If you are interested in taking part, or would like any more information about the research, please feel free to contact me via email at or by calling 07783 267006.

(no subject)

I think I am having a mental breakdown.
I have a disability.
It's something I've been taught
to accept and overcome for my
entire life.
I have overcome it to the point that in college,
my parents thought that they should go ahead
and throw away all of my documentation.
Now, I have had to drop out of my externship
for something  related to disability (they said I had no social skills),
and a counselor has convinced me to go to Department of Rehabilitative Services.
My parents are 150% against this plan, and they are refusing
to go with me and explain a disability that I have never
learned about because it has never received a label.
They tell me that if I go to DRS, then I will be giving into my
disability and receiving a label, which will haunt me for the rest of my life.
The hardest part is that I am 25, and I work for an agency that promotes
the rights for people who have disabilities.
I am graduating in May with my Masters in Education (would have also
gotten my license for teaching if I had the proper accomodations and did
not have to leave my externship).
I want to teach early childhood special education,
and I am living every day as a hypocrite because I
walk into work where they accept my disability, but then
I come home, and I have to pretend that the "D word" (as my parents call it)
does not exist.
oxford comma


Hi! I've posted here a couple of times about my own health issues (mostly neurological) and now I've got a bit of a broader issue.

I help organize with the Occupy movement in a couple of East Coast cities in the US. For the most part this has been pretty awesome, even if the police aren't always quite as awesome about my moving slowly as my fellow Occupiers.
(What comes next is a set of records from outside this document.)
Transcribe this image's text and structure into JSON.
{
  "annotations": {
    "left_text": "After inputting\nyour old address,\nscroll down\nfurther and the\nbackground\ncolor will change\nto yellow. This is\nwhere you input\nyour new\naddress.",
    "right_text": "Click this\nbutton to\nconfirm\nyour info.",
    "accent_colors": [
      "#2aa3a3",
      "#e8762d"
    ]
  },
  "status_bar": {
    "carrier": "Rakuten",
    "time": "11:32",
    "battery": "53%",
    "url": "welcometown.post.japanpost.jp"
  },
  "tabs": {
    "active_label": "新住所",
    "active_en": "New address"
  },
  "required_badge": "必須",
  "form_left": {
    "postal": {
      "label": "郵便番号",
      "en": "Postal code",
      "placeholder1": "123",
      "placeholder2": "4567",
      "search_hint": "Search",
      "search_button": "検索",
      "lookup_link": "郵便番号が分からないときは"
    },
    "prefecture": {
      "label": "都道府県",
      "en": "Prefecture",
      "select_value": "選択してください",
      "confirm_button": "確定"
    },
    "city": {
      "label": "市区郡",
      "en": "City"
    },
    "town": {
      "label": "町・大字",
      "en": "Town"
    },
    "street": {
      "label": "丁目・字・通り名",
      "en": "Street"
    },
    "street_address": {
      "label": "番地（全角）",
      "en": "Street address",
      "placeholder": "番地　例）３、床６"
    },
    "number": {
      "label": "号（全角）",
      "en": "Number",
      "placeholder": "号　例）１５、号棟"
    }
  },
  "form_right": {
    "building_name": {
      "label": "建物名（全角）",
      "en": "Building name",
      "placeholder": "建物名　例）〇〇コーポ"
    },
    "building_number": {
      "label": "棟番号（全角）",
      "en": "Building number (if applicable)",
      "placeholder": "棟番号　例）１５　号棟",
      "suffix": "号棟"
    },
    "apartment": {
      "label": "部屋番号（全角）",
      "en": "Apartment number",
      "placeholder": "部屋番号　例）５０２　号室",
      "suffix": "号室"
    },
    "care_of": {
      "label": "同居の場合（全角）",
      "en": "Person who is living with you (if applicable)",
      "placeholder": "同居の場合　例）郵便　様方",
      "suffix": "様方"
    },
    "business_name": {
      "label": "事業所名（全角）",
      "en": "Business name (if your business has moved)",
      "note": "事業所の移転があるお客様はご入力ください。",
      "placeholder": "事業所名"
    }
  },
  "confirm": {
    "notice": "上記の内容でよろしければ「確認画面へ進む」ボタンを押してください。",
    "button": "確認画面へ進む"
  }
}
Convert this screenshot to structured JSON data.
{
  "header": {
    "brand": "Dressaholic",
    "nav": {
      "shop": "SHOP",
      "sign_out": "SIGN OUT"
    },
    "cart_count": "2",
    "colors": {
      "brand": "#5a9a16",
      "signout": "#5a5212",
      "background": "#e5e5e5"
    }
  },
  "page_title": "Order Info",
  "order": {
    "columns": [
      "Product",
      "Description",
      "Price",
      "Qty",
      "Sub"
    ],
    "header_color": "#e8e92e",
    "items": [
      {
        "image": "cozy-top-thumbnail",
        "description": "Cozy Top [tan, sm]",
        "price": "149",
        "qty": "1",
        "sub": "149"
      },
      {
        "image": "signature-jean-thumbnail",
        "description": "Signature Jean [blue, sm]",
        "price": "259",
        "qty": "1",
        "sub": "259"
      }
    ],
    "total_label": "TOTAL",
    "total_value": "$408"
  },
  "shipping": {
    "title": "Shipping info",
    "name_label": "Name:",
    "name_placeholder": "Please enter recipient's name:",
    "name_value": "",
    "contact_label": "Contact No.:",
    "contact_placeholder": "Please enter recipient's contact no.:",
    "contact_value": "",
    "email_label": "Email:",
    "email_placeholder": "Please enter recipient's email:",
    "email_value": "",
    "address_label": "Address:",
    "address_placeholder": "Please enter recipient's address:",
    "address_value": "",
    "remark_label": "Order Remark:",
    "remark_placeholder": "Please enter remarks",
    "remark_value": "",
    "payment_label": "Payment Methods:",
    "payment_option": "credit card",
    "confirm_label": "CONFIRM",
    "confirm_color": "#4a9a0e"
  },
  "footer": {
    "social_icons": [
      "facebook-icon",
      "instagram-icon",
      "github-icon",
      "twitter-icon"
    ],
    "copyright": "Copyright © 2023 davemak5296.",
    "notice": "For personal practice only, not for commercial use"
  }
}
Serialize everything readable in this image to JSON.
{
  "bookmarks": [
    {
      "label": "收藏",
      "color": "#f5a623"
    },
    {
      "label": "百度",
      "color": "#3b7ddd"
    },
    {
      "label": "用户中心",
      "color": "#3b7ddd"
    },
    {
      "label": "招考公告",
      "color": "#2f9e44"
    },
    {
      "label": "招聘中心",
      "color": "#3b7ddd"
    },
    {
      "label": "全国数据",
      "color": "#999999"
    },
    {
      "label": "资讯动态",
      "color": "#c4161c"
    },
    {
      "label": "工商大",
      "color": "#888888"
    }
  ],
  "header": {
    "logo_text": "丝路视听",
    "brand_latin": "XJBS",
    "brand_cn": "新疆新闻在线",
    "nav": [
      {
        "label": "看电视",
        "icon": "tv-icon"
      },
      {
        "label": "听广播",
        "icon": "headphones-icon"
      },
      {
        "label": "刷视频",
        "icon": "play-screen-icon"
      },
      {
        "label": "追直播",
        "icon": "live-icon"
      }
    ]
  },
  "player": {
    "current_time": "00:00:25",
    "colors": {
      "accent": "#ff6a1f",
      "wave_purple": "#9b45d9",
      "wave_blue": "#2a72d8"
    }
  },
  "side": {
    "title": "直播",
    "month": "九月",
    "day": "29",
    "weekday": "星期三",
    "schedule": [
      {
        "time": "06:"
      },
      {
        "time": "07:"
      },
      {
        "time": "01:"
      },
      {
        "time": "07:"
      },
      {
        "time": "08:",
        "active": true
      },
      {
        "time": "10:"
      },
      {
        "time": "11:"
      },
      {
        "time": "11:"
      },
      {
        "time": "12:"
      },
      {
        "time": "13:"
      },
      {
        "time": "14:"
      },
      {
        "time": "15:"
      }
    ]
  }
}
However, something came up at a coalition meeting Collapse )But I'm also co-organizing an alternative training to that one because PWDs weren't the only disenfranchised, marginalized group in that training. But if I'm bottomlining that, I figured I would ask the community what they've experienced/would like to see in a training for direct action facilitation (ie training for people who organize protests) in regard to people with disabilities. What would, personally or communally or socially or whathaveyou, make it better or more accessible?

(And obviously, I won't be yelling at anyone to stand up from the ground in order to speak when they say they can't.)

(no subject)

I am so tired of this.
I work in the disability field.
I am student teaching and completing
my last externship towards
my graduate degree in
Early Childhood Special Education.
Yet, it is all just a giant disagreement
in my head because I am learning that
my disability (which is currently a neurological impairment)
affects my life in so many ways, and yet
my parents are restricting me from getting
an actual diagnosis, even though
it will most likely cause me to fail my
final externship.
I have done well in all of my academic classes,
and now, everything I do is wrong.
I am at a loss for what to do, but
in the pit of my stomach, I honestly think
that this disability is affecting my life
in more ways than I ever estimated.

(no subject)

So I'm not sure if this is fully community-appropriate, but I figured you folks would know and I could take it down if it's not.

I'm 25 and in the US. I just got a decent job after being unemployed, but the caveat is No Benefits. This means, of course, that in six months, I'll be AWOL on docs and scripts and be basically unable to work. (I have two kinds of dystonia, RSD, and migraines.) Clearly, it's a Situation.

It's been suggested that since Vocational Rehab is taking forever in my area (two visits, since I got in the system in June), I might see a social worker about what my options are, possibly through the same hospital system my main specialists are through. A-okay. But how does one go about doing that?

(Other alternatives are also welcome.)